__ASSIGNMENT__. The answer must be an exact copy of every entry, with no pictures in it.

__DATASET EXTRACT__.
-------------------------

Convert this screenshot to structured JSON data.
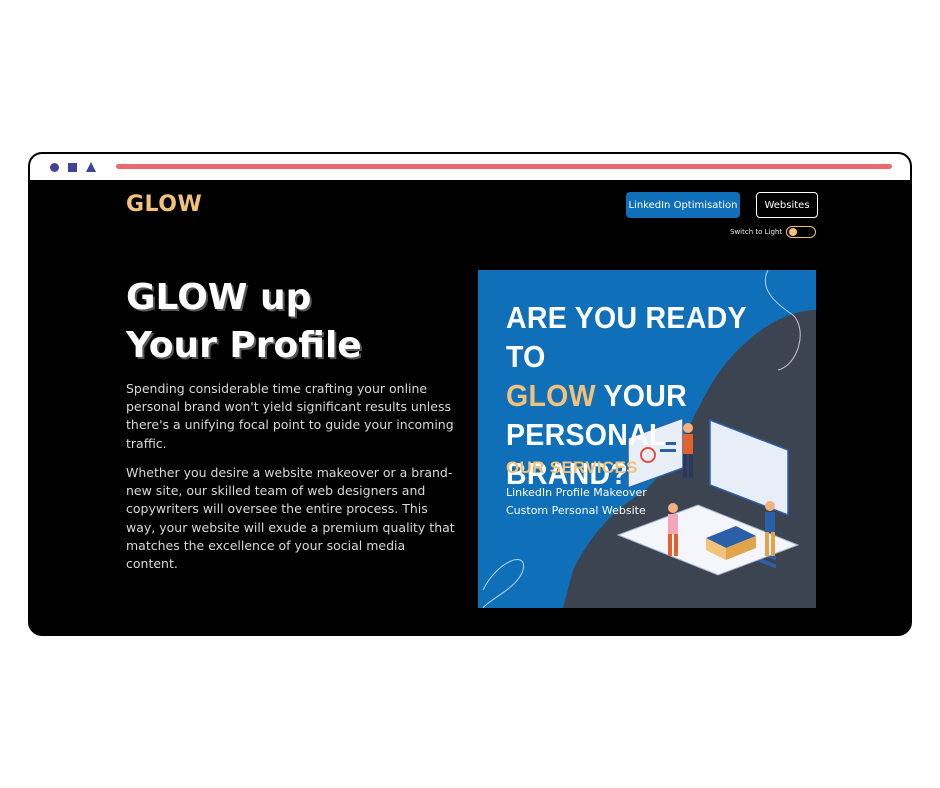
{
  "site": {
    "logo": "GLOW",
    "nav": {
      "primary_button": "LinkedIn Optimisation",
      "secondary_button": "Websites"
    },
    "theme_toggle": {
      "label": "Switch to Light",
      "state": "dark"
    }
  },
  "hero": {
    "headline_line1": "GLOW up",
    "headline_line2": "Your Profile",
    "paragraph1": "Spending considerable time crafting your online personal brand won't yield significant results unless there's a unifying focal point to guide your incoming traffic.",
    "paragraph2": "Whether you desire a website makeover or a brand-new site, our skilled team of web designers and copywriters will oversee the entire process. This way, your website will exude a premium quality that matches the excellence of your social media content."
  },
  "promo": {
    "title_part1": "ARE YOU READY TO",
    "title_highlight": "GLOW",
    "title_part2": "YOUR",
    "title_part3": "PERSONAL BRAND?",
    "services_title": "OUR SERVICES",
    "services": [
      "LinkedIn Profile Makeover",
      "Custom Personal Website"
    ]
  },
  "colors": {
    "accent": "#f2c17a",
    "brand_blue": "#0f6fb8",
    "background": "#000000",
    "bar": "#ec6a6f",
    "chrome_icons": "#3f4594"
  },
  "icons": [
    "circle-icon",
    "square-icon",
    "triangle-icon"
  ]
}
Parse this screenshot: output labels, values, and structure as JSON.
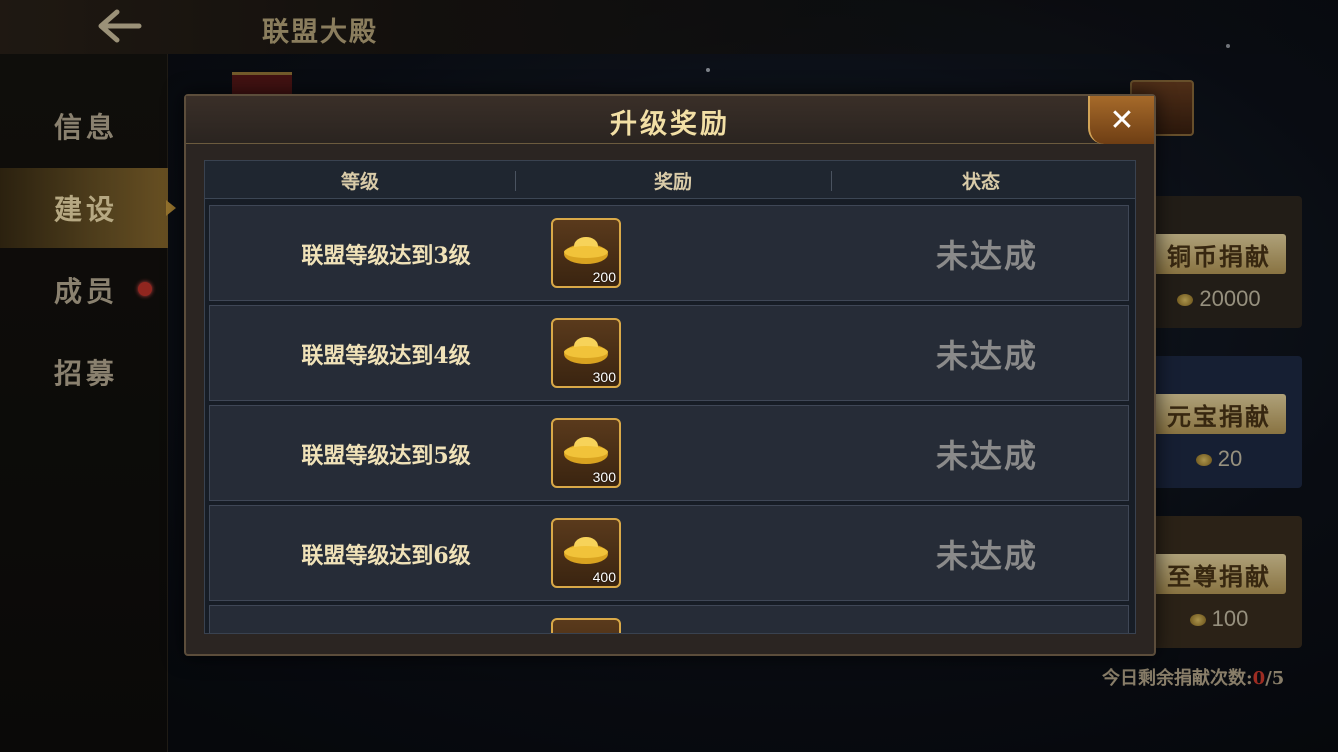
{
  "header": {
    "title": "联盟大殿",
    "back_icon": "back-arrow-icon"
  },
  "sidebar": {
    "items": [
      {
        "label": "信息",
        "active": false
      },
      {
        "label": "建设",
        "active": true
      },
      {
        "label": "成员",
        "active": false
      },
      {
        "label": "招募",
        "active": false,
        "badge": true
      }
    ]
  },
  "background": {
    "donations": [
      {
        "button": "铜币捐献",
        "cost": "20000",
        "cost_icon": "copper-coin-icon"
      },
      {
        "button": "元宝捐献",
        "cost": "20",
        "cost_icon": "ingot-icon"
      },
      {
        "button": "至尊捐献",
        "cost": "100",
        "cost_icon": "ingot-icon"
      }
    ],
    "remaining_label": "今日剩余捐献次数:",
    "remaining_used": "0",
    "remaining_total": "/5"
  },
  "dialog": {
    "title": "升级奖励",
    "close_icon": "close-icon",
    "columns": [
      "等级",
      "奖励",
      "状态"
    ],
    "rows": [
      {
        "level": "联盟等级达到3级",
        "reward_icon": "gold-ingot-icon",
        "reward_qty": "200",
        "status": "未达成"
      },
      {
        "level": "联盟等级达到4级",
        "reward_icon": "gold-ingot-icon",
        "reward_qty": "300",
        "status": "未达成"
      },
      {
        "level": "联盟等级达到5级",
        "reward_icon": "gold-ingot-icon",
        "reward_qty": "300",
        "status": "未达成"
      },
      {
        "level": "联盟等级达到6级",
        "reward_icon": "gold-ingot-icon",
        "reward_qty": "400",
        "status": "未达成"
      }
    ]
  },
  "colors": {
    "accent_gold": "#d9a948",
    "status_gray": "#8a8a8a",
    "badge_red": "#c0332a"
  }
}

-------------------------

__OUTPUT__.
Convert this screenshot to structured JSON data.
{
  "site": {
    "logo": "GLOW",
    "nav": {
      "primary_button": "LinkedIn Optimisation",
      "secondary_button": "Websites"
    },
    "theme_toggle": {
      "label": "Switch to Light",
      "state": "dark"
    }
  },
  "hero": {
    "headline_line1": "GLOW up",
    "headline_line2": "Your Profile",
    "paragraph1": "Spending considerable time crafting your online personal brand won't yield significant results unless there's a unifying focal point to guide your incoming traffic.",
    "paragraph2": "Whether you desire a website makeover or a brand-new site, our skilled team of web designers and copywriters will oversee the entire process. This way, your website will exude a premium quality that matches the excellence of your social media content."
  },
  "promo": {
    "title_part1": "ARE YOU READY TO",
    "title_highlight": "GLOW",
    "title_part2": "YOUR",
    "title_part3": "PERSONAL BRAND?",
    "services_title": "OUR SERVICES",
    "services": [
      "LinkedIn Profile Makeover",
      "Custom Personal Website"
    ]
  },
  "colors": {
    "accent": "#f2c17a",
    "brand_blue": "#0f6fb8",
    "background": "#000000",
    "bar": "#ec6a6f",
    "chrome_icons": "#3f4594"
  },
  "icons": [
    "circle-icon",
    "square-icon",
    "triangle-icon"
  ]
}
Parse this screenshot: output labels, values, and structure as JSON.
{
  "header": {
    "title": "联盟大殿",
    "back_icon": "back-arrow-icon"
  },
  "sidebar": {
    "items": [
      {
        "label": "信息",
        "active": false
      },
      {
        "label": "建设",
        "active": true
      },
      {
        "label": "成员",
        "active": false
      },
      {
        "label": "招募",
        "active": false,
        "badge": true
      }
    ]
  },
  "background": {
    "donations": [
      {
        "button": "铜币捐献",
        "cost": "20000",
        "cost_icon": "copper-coin-icon"
      },
      {
        "button": "元宝捐献",
        "cost": "20",
        "cost_icon": "ingot-icon"
      },
      {
        "button": "至尊捐献",
        "cost": "100",
        "cost_icon": "ingot-icon"
      }
    ],
    "remaining_label": "今日剩余捐献次数:",
    "remaining_used": "0",
    "remaining_total": "/5"
  },
  "dialog": {
    "title": "升级奖励",
    "close_icon": "close-icon",
    "columns": [
      "等级",
      "奖励",
      "状态"
    ],
    "rows": [
      {
        "level": "联盟等级达到3级",
        "reward_icon": "gold-ingot-icon",
        "reward_qty": "200",
        "status": "未达成"
      },
      {
        "level": "联盟等级达到4级",
        "reward_icon": "gold-ingot-icon",
        "reward_qty": "300",
        "status": "未达成"
      },
      {
        "level": "联盟等级达到5级",
        "reward_icon": "gold-ingot-icon",
        "reward_qty": "300",
        "status": "未达成"
      },
      {
        "level": "联盟等级达到6级",
        "reward_icon": "gold-ingot-icon",
        "reward_qty": "400",
        "status": "未达成"
      }
    ]
  },
  "colors": {
    "accent_gold": "#d9a948",
    "status_gray": "#8a8a8a",
    "badge_red": "#c0332a"
  }
}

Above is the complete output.